As a student at Brown University, Kevin decides he’d like to do a semester abroad. After considering his options, he instead opts to enroll for a semester at Liberty University. Being that Liberty University is so different from Brown University, he decides that his experience could be just as “foreign” as if he were studying in another country. Kevin entered his time at Liberty with a very open mind. It’s very interesting to read about Kevin’s experience and his perceptions of the Christian community.
It caused me to think about how the things we (those who identify ourselves as Christians) do and say can be perceived by others. A couple of things he wrote really struck me…as part of his time at Liberty, Kevin attended Thomas Road Baptist Church and even sang in the choir. Growing up in a Quaker home, the “religious” services he attended as a child were the opposite of what he’d experienced at TRBC. However, he did write something rather poignant that really made think. After describing the differences between his Quaker upbringing and Thomas Road, Kevin writes,

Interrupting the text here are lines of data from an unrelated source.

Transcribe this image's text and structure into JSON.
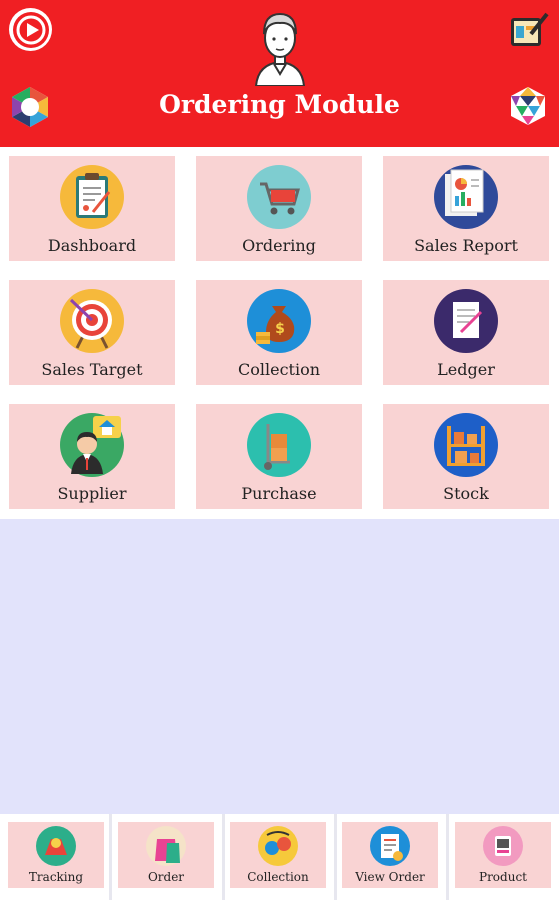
{
  "header": {
    "title": "Ordering Module",
    "bg_color": "#f01f23",
    "play_icon": "play-icon",
    "edit_icon": "edit-icon",
    "left_icon": "hexagon-ring-icon",
    "right_icon": "hexagon-segments-icon",
    "avatar_icon": "user-avatar-icon"
  },
  "grid": {
    "tiles": [
      {
        "label": "Dashboard",
        "icon": "clipboard-icon"
      },
      {
        "label": "Ordering",
        "icon": "shopping-cart-icon"
      },
      {
        "label": "Sales Report",
        "icon": "report-chart-icon"
      },
      {
        "label": "Sales Target",
        "icon": "target-icon"
      },
      {
        "label": "Collection",
        "icon": "money-bag-icon"
      },
      {
        "label": "Ledger",
        "icon": "ledger-document-icon"
      },
      {
        "label": "Supplier",
        "icon": "supplier-person-icon"
      },
      {
        "label": "Purchase",
        "icon": "hand-truck-icon"
      },
      {
        "label": "Stock",
        "icon": "stock-shelf-icon"
      }
    ]
  },
  "bottom_nav": {
    "items": [
      {
        "label": "Tracking",
        "icon": "map-pin-icon"
      },
      {
        "label": "Order",
        "icon": "shopping-bag-icon"
      },
      {
        "label": "Collection",
        "icon": "coin-exchange-icon"
      },
      {
        "label": "View Order",
        "icon": "order-list-icon"
      },
      {
        "label": "Product",
        "icon": "product-box-icon"
      }
    ]
  },
  "colors": {
    "accent": "#f01f23",
    "tile_bg": "#f9d3d3",
    "page_bg": "#e2e3fb"
  }
}
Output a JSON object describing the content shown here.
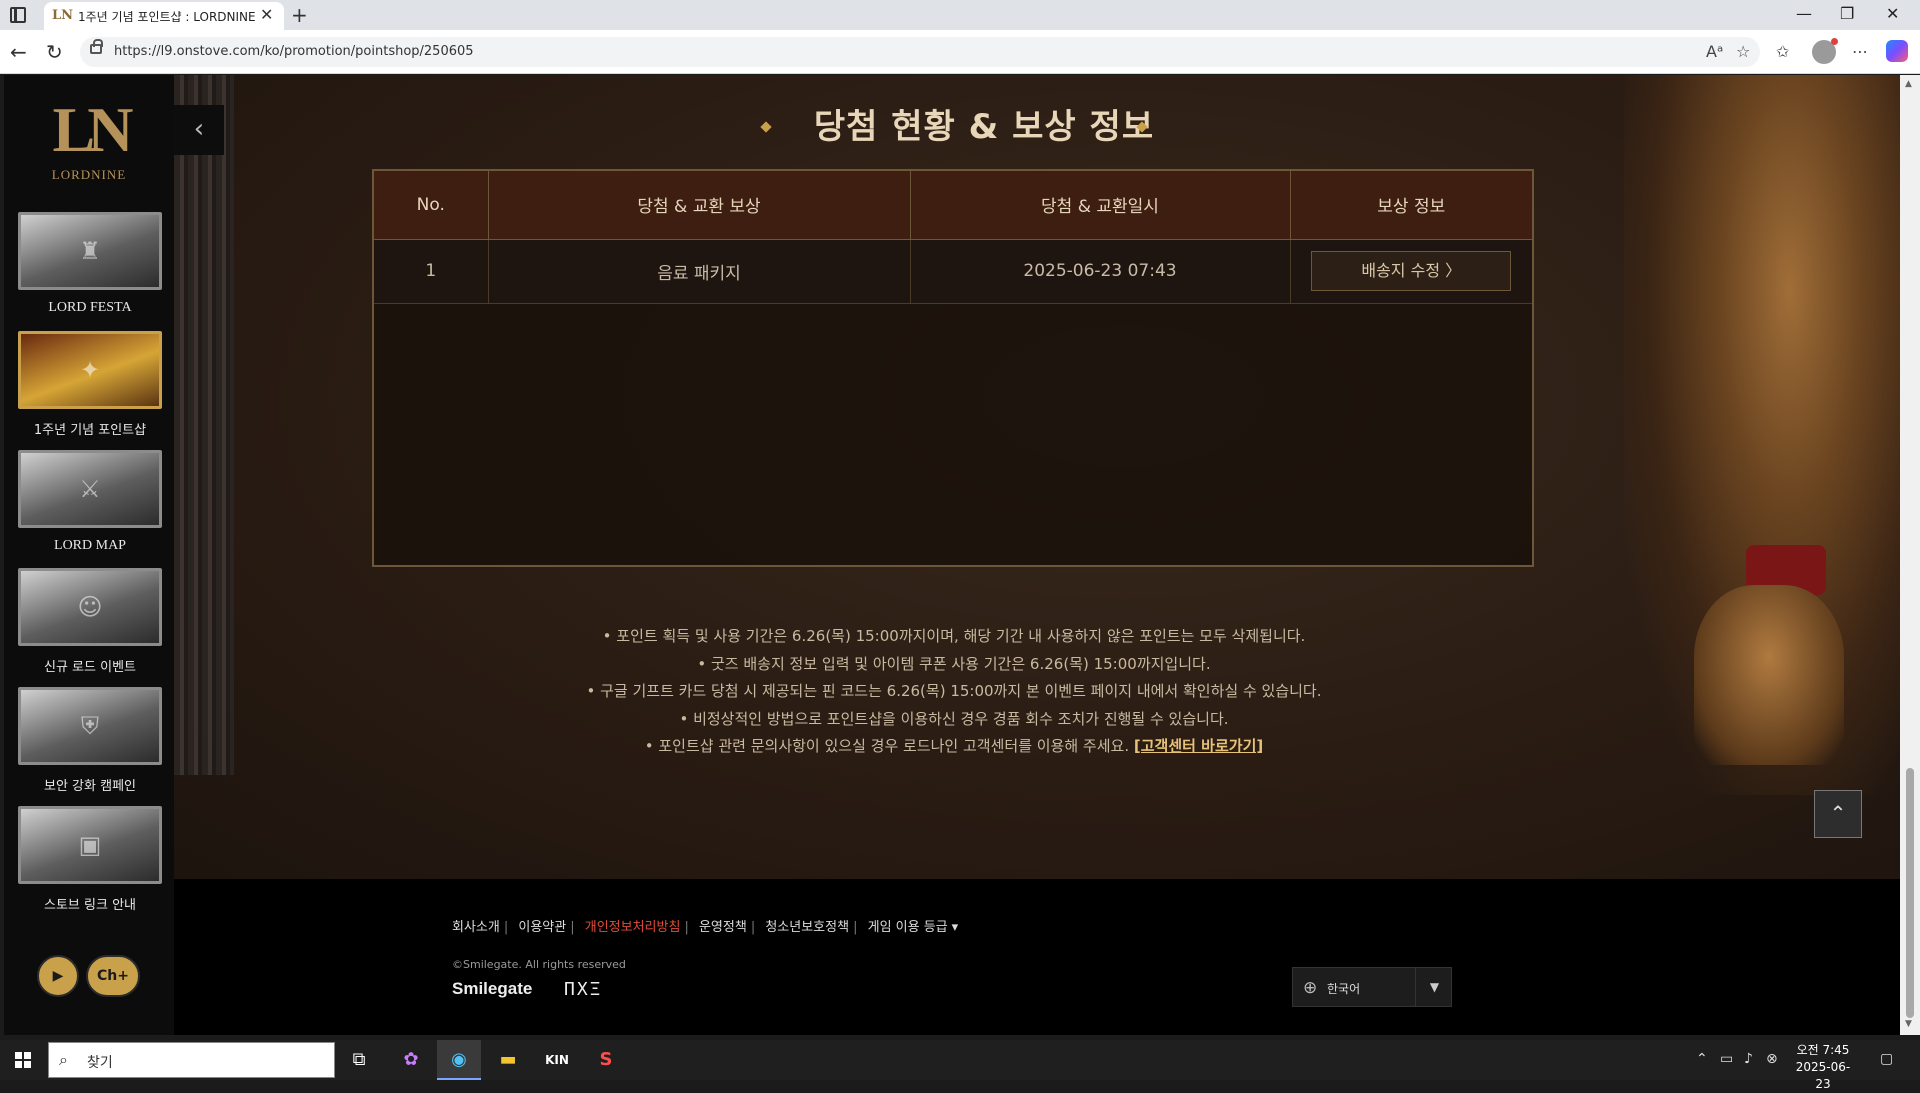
{
  "browser": {
    "tab_title": "1주년 기념 포인트샵 : LORDNINE",
    "url": "https://l9.onstove.com/ko/promotion/pointshop/250605"
  },
  "sidebar": {
    "logo_mark": "LN",
    "logo_text": "LORDNINE",
    "items": [
      {
        "label": "LORD FESTA",
        "active": false
      },
      {
        "label": "1주년 기념 포인트샵",
        "active": true
      },
      {
        "label": "LORD MAP",
        "active": false
      },
      {
        "label": "신규 로드 이벤트",
        "active": false
      },
      {
        "label": "보안 강화 캠페인",
        "active": false
      },
      {
        "label": "스토브 링크 안내",
        "active": false
      }
    ],
    "social": [
      "youtube-icon",
      "channel-plus-icon"
    ]
  },
  "main": {
    "title": "당첨 현황 & 보상 정보",
    "table": {
      "headers": [
        "No.",
        "당첨 & 교환 보상",
        "당첨 & 교환일시",
        "보상 정보"
      ],
      "rows": [
        {
          "no": "1",
          "reward": "음료 패키지",
          "datetime": "2025-06-23 07:43",
          "action": "배송지 수정 〉"
        }
      ]
    },
    "notices": [
      "• 포인트 획득 및 사용 기간은 6.26(목) 15:00까지이며, 해당 기간 내 사용하지 않은 포인트는 모두 삭제됩니다.",
      "• 굿즈 배송지 정보 입력 및 아이템 쿠폰 사용 기간은 6.26(목) 15:00까지입니다.",
      "• 구글 기프트 카드 당첨 시 제공되는 핀 코드는 6.26(목) 15:00까지 본 이벤트 페이지 내에서 확인하실 수 있습니다.",
      "• 비정상적인 방법으로 포인트샵을 이용하신 경우 경품 회수 조치가 진행될 수 있습니다."
    ],
    "last_notice": "•  포인트샵 관련 문의사항이 있으실 경우 로드나인 고객센터를 이용해 주세요.",
    "support_link": "[고객센터 바로가기]"
  },
  "footer": {
    "links": [
      "회사소개",
      "이용약관",
      "개인정보처리방침",
      "운영정책",
      "청소년보호정책",
      "게임 이용 등급"
    ],
    "copyright": "©Smilegate. All rights reserved",
    "brand1": "Smilegate",
    "brand2": "ΠXΞ",
    "language": "한국어"
  },
  "taskbar": {
    "search_placeholder": "찾기",
    "clock_time": "오전 7:45",
    "clock_date": "2025-06-23"
  },
  "colors": {
    "accent_gold": "#c9a14a",
    "table_header": "#3e1e10",
    "highlight_red": "#e24a3b"
  }
}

“As a kid groomed on cartoons and video games and Little League, an hour of motionless silence was excruciating. At Thomas Road, on the other hand, there’s almost too much stimulation. The stage lights, the one hundred-decibel praise songs, the bright purple choir robes, the tempestuous bellowing of Dr. Falwell–it’s an hour long assault on the senses. And all you have to do is sit back in your plush, reclining seat, latte and cranberry scone in hand, and take it all in. It’s Church Lite–entertaining but unsubstantial, the religious equivalent of a Jerry Bruckheimer movie. And once the novelty wears off, once the music becomes familiar and the motions of praise become pro forma and mechanized, you start to realize that all the technological glitz and material extravagance doesn’t necessarily add up to a spiritual experience.
“Today, from my perch in the Thomas Road choir loft, my mind wandered back to the little brown house with stone steps. I think I’d appreciate the minimalist Quaker worship more now than I did as a kid. It didn’t have Jumbotron screens or a five-thousand-watt sound system or a cafe in the lobby, and it wasn’t run by a world-famous televangelist with millions of followers. But at least it felt real.”

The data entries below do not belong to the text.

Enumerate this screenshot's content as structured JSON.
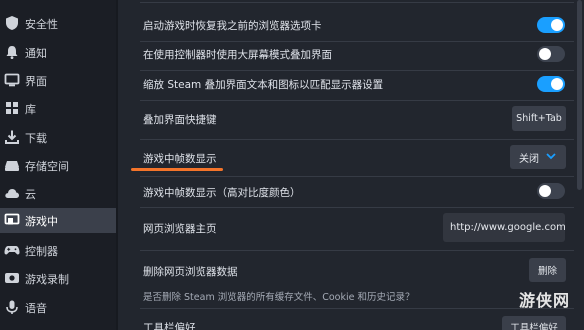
{
  "sidebar": {
    "items": [
      {
        "label": "安全性",
        "icon": "shield-icon"
      },
      {
        "label": "通知",
        "icon": "bell-icon"
      },
      {
        "label": "界面",
        "icon": "monitor-icon"
      },
      {
        "label": "库",
        "icon": "grid-icon"
      },
      {
        "label": "下载",
        "icon": "download-icon"
      },
      {
        "label": "存储空间",
        "icon": "drive-icon"
      },
      {
        "label": "云",
        "icon": "cloud-icon"
      },
      {
        "label": "游戏中",
        "icon": "game-overlay-icon",
        "active": true
      },
      {
        "label": "控制器",
        "icon": "controller-icon"
      },
      {
        "label": "游戏录制",
        "icon": "record-icon"
      },
      {
        "label": "语音",
        "icon": "microphone-icon"
      }
    ]
  },
  "settings": {
    "restore_tabs": {
      "label": "启动游戏时恢复我之前的浏览器选项卡",
      "enabled": true
    },
    "bigpicture_overlay": {
      "label": "在使用控制器时使用大屏幕模式叠加界面",
      "enabled": false
    },
    "scale_overlay": {
      "label": "缩放 Steam 叠加界面文本和图标以匹配显示器设置",
      "enabled": true
    },
    "overlay_shortcut": {
      "label": "叠加界面快捷键",
      "value": "Shift+Tab"
    },
    "fps_counter": {
      "label": "游戏中帧数显示",
      "value": "关闭"
    },
    "fps_high_contrast": {
      "label": "游戏中帧数显示（高对比度颜色）",
      "enabled": false
    },
    "browser_home": {
      "label": "网页浏览器主页",
      "value": "http://www.google.com"
    },
    "delete_browser_data": {
      "label": "删除网页浏览器数据",
      "button": "删除",
      "description": "是否删除 Steam 浏览器的所有缓存文件、Cookie 和历史记录？"
    },
    "toolbar_prefs": {
      "label": "工具栏偏好",
      "button": "工具栏偏好"
    }
  },
  "watermark": {
    "text": "游侠网"
  },
  "colors": {
    "accent": "#1a9fff",
    "highlight": "#f4742a"
  }
}
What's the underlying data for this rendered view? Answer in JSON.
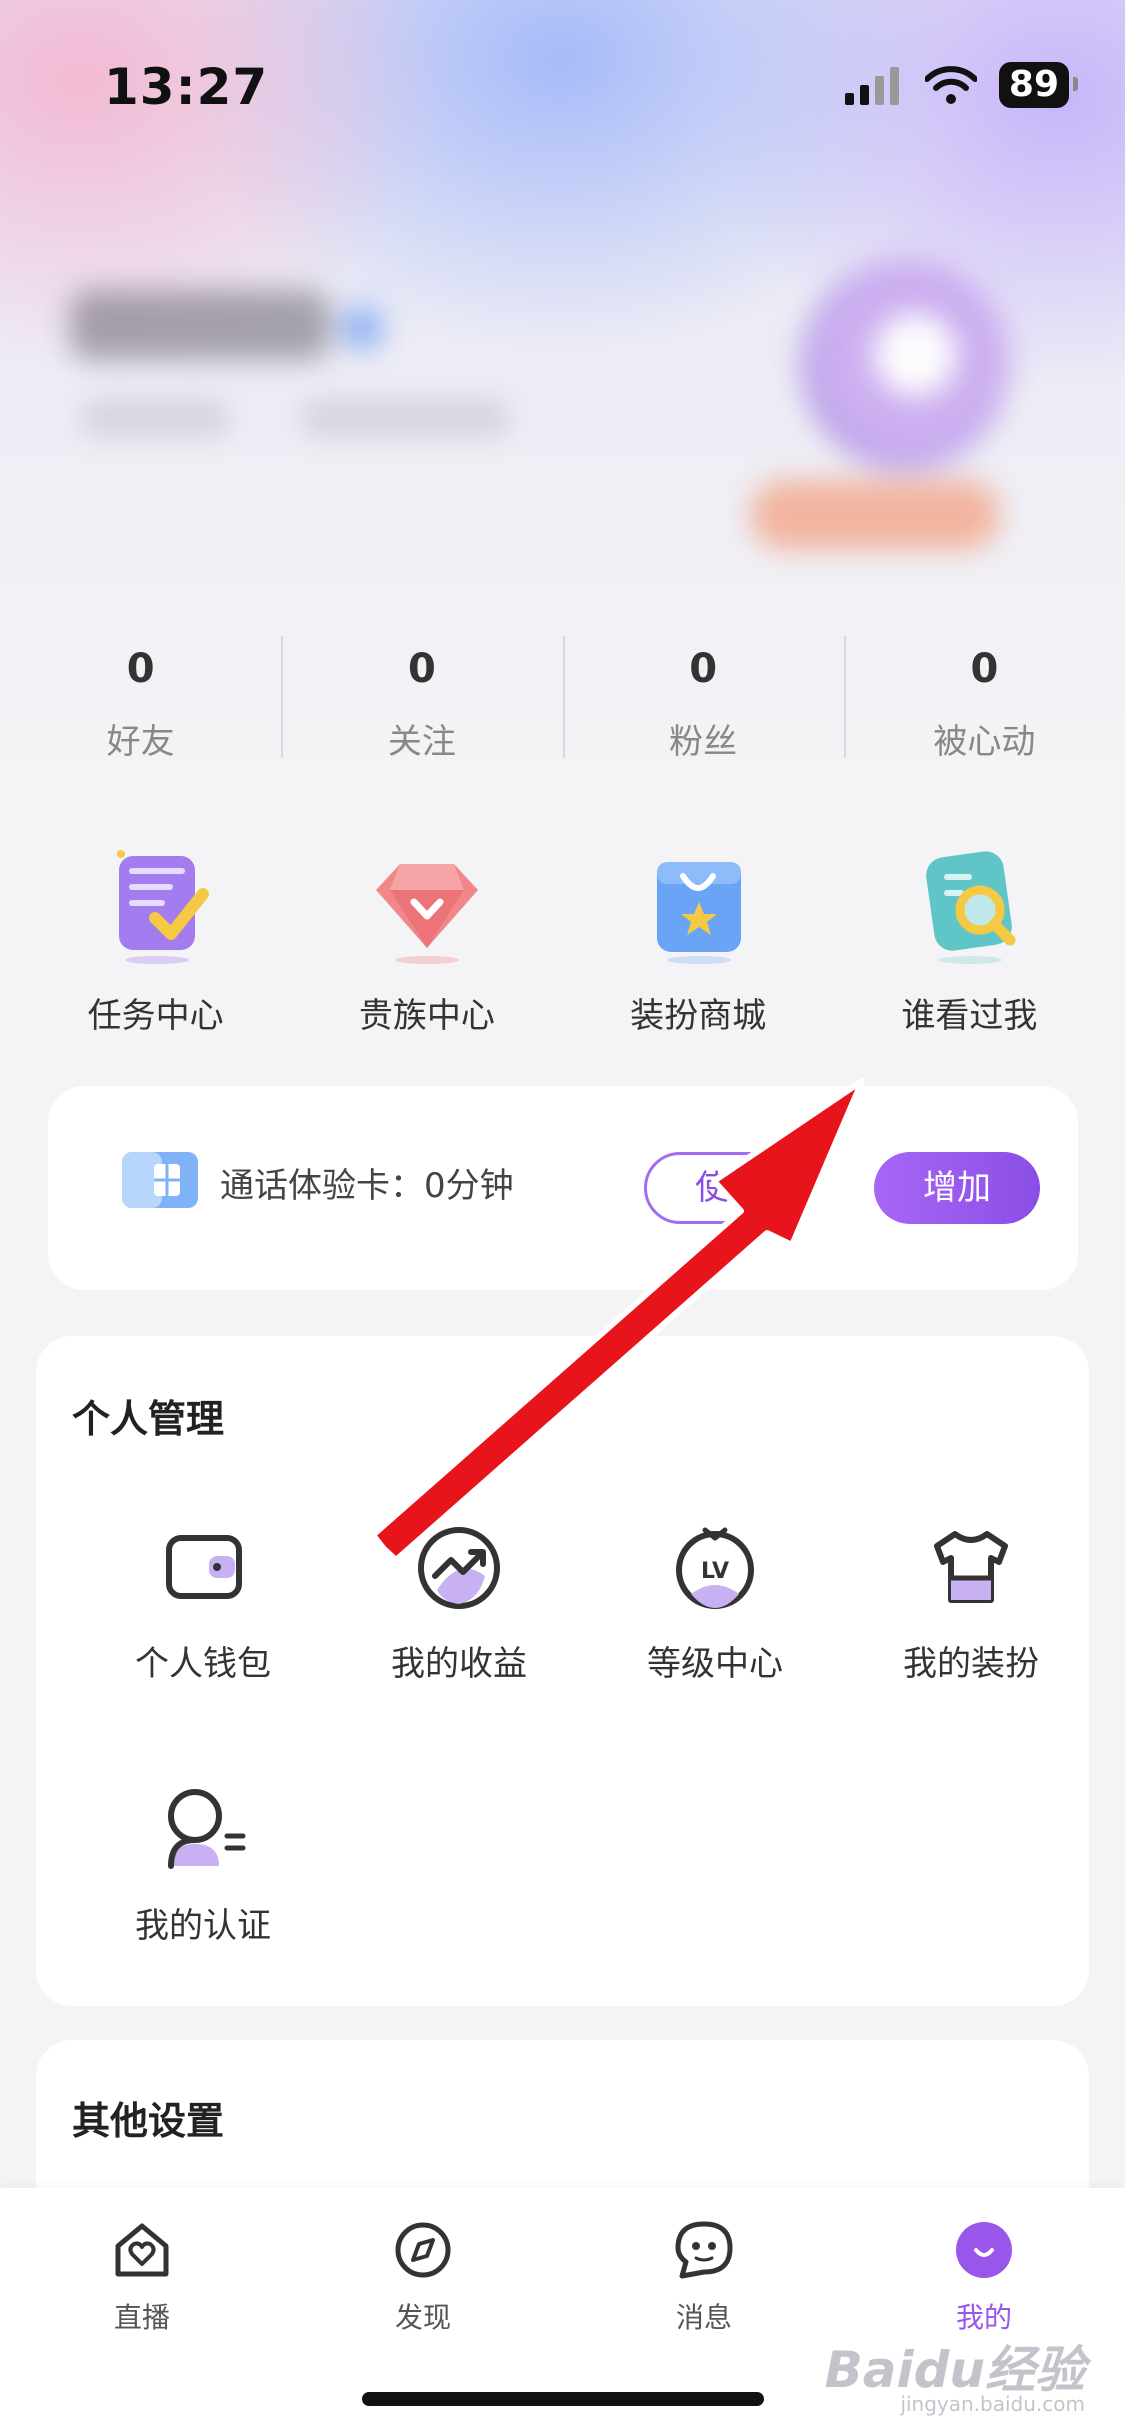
{
  "status": {
    "time": "13:27",
    "battery": "89"
  },
  "stats": [
    {
      "value": "0",
      "label": "好友"
    },
    {
      "value": "0",
      "label": "关注"
    },
    {
      "value": "0",
      "label": "粉丝"
    },
    {
      "value": "0",
      "label": "被心动"
    }
  ],
  "quick": [
    {
      "label": "任务中心",
      "icon": "task-icon"
    },
    {
      "label": "贵族中心",
      "icon": "diamond-icon"
    },
    {
      "label": "装扮商城",
      "icon": "shopping-bag-icon"
    },
    {
      "label": "谁看过我",
      "icon": "search-document-icon"
    }
  ],
  "call_card": {
    "text": "通话体验卡：0分钟",
    "use_label": "使用",
    "add_label": "增加"
  },
  "manage": {
    "title": "个人管理",
    "items": [
      {
        "label": "个人钱包",
        "icon": "wallet-icon"
      },
      {
        "label": "我的收益",
        "icon": "earnings-icon"
      },
      {
        "label": "等级中心",
        "icon": "level-icon"
      },
      {
        "label": "我的装扮",
        "icon": "tshirt-icon"
      },
      {
        "label": "我的认证",
        "icon": "verify-user-icon"
      }
    ]
  },
  "other": {
    "title": "其他设置"
  },
  "tabs": [
    {
      "label": "直播",
      "icon": "live-home-icon"
    },
    {
      "label": "发现",
      "icon": "compass-icon"
    },
    {
      "label": "消息",
      "icon": "chat-icon"
    },
    {
      "label": "我的",
      "icon": "profile-smile-icon",
      "active": true
    }
  ],
  "watermark": {
    "text": "Baidu经验",
    "sub": "jingyan.baidu.com"
  },
  "colors": {
    "accent": "#9a55ea",
    "arrow": "#e8141c"
  }
}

That last line got me.
It caused me to think if people who know me think my Christian faith is “real” and not just my attempt at living life by a list of rules (which is quite opposite from how I look at it). I hope that my life is not defined by going through familiar motions in an attempt to live the Christian life.
It also made me wonder how people feel coming into church environments similar to the one Kevin described. Do they see it as a show? Trust me…I don’t think there’s anything “wrong” with cafes in church lobbies or large screens in the sanctuary, but his impression as a relative outsider makes me wonder what others think. And it makes me wonder if that type of “assault on the senses” turns people away from the church?
I won’t give away the ending of the book, but there are some sections at the end that got me as well. I would highly recommend reading this book. It’s a quick and interesting read. I think it’s worth your time! 🙂